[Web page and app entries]
····················
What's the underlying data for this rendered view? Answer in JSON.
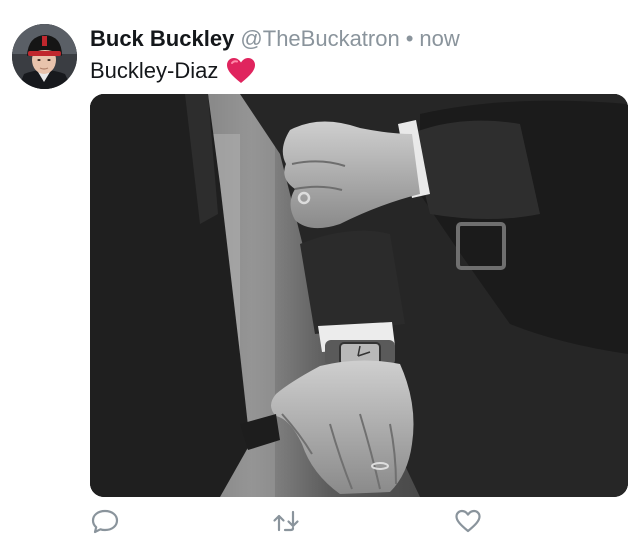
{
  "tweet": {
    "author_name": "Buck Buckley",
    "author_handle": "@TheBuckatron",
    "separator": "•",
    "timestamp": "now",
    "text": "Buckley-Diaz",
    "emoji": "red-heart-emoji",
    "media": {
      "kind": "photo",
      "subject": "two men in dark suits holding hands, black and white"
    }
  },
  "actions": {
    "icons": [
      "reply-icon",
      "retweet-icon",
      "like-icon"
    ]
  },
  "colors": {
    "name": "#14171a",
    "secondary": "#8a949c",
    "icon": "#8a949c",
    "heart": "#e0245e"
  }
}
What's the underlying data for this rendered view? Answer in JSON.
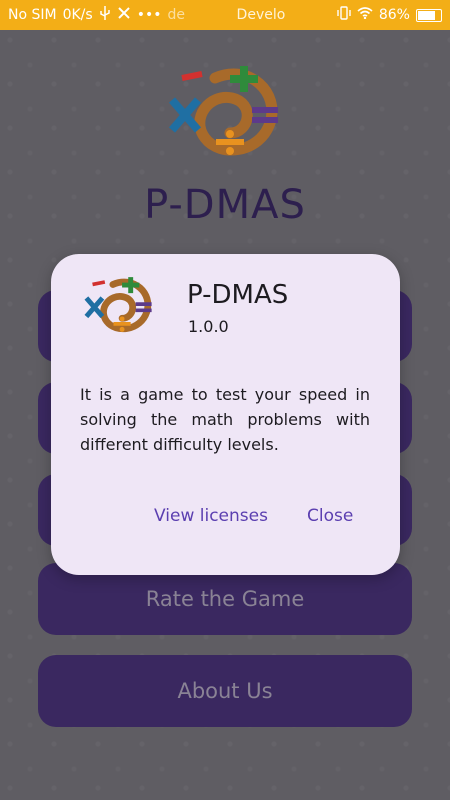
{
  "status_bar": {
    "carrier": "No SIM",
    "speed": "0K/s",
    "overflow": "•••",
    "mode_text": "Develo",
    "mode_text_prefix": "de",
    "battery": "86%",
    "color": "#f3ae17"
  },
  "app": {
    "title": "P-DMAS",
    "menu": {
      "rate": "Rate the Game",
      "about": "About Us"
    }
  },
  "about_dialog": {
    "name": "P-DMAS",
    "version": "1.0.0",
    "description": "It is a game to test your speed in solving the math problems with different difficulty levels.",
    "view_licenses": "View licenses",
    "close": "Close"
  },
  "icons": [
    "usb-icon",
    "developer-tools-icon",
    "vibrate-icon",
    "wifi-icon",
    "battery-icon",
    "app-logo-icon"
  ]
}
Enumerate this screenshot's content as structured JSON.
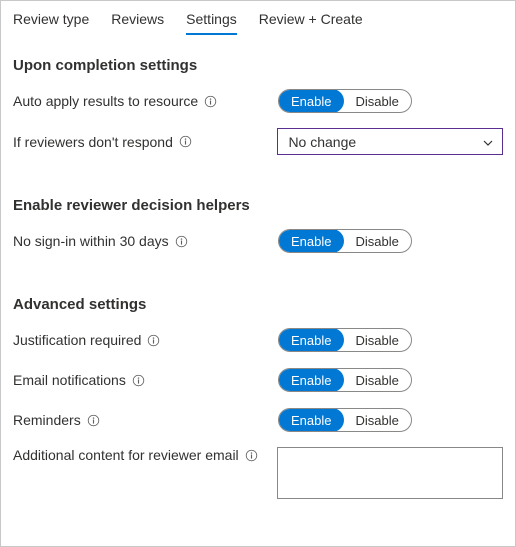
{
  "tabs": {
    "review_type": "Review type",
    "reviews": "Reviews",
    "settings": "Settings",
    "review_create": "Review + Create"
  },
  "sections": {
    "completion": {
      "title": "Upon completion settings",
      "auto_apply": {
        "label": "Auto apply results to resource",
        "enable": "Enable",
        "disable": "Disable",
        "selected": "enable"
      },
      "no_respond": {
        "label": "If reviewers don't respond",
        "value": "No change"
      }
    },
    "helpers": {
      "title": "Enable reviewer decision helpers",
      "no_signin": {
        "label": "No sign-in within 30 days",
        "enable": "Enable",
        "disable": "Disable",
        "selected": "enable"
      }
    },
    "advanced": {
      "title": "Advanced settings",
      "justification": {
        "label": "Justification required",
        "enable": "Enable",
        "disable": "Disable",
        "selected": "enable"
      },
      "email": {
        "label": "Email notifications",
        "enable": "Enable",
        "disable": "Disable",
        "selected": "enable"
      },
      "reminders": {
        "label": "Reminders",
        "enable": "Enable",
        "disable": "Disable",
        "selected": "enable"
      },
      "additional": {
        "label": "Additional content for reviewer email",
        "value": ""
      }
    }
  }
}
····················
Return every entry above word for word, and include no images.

» WRITTEN RESPONSE:
What's the underlying data for this rendered view? Answer in JSON.
{
  "tweet": {
    "author_name": "Buck Buckley",
    "author_handle": "@TheBuckatron",
    "separator": "•",
    "timestamp": "now",
    "text": "Buckley-Diaz",
    "emoji": "red-heart-emoji",
    "media": {
      "kind": "photo",
      "subject": "two men in dark suits holding hands, black and white"
    }
  },
  "actions": {
    "icons": [
      "reply-icon",
      "retweet-icon",
      "like-icon"
    ]
  },
  "colors": {
    "name": "#14171a",
    "secondary": "#8a949c",
    "icon": "#8a949c",
    "heart": "#e0245e"
  }
}
What's the underlying data for this rendered view? Answer in JSON.
{
  "status_bar": {
    "carrier": "No SIM",
    "speed": "0K/s",
    "overflow": "•••",
    "mode_text": "Develo",
    "mode_text_prefix": "de",
    "battery": "86%",
    "color": "#f3ae17"
  },
  "app": {
    "title": "P-DMAS",
    "menu": {
      "rate": "Rate the Game",
      "about": "About Us"
    }
  },
  "about_dialog": {
    "name": "P-DMAS",
    "version": "1.0.0",
    "description": "It is a game to test your speed in solving the math problems with different difficulty levels.",
    "view_licenses": "View licenses",
    "close": "Close"
  },
  "icons": [
    "usb-icon",
    "developer-tools-icon",
    "vibrate-icon",
    "wifi-icon",
    "battery-icon",
    "app-logo-icon"
  ]
}
Enumerate this screenshot's content as structured JSON.
{
  "tabs": {
    "review_type": "Review type",
    "reviews": "Reviews",
    "settings": "Settings",
    "review_create": "Review + Create"
  },
  "sections": {
    "completion": {
      "title": "Upon completion settings",
      "auto_apply": {
        "label": "Auto apply results to resource",
        "enable": "Enable",
        "disable": "Disable",
        "selected": "enable"
      },
      "no_respond": {
        "label": "If reviewers don't respond",
        "value": "No change"
      }
    },
    "helpers": {
      "title": "Enable reviewer decision helpers",
      "no_signin": {
        "label": "No sign-in within 30 days",
        "enable": "Enable",
        "disable": "Disable",
        "selected": "enable"
      }
    },
    "advanced": {
      "title": "Advanced settings",
      "justification": {
        "label": "Justification required",
        "enable": "Enable",
        "disable": "Disable",
        "selected": "enable"
      },
      "email": {
        "label": "Email notifications",
        "enable": "Enable",
        "disable": "Disable",
        "selected": "enable"
      },
      "reminders": {
        "label": "Reminders",
        "enable": "Enable",
        "disable": "Disable",
        "selected": "enable"
      },
      "additional": {
        "label": "Additional content for reviewer email",
        "value": ""
      }
    }
  }
}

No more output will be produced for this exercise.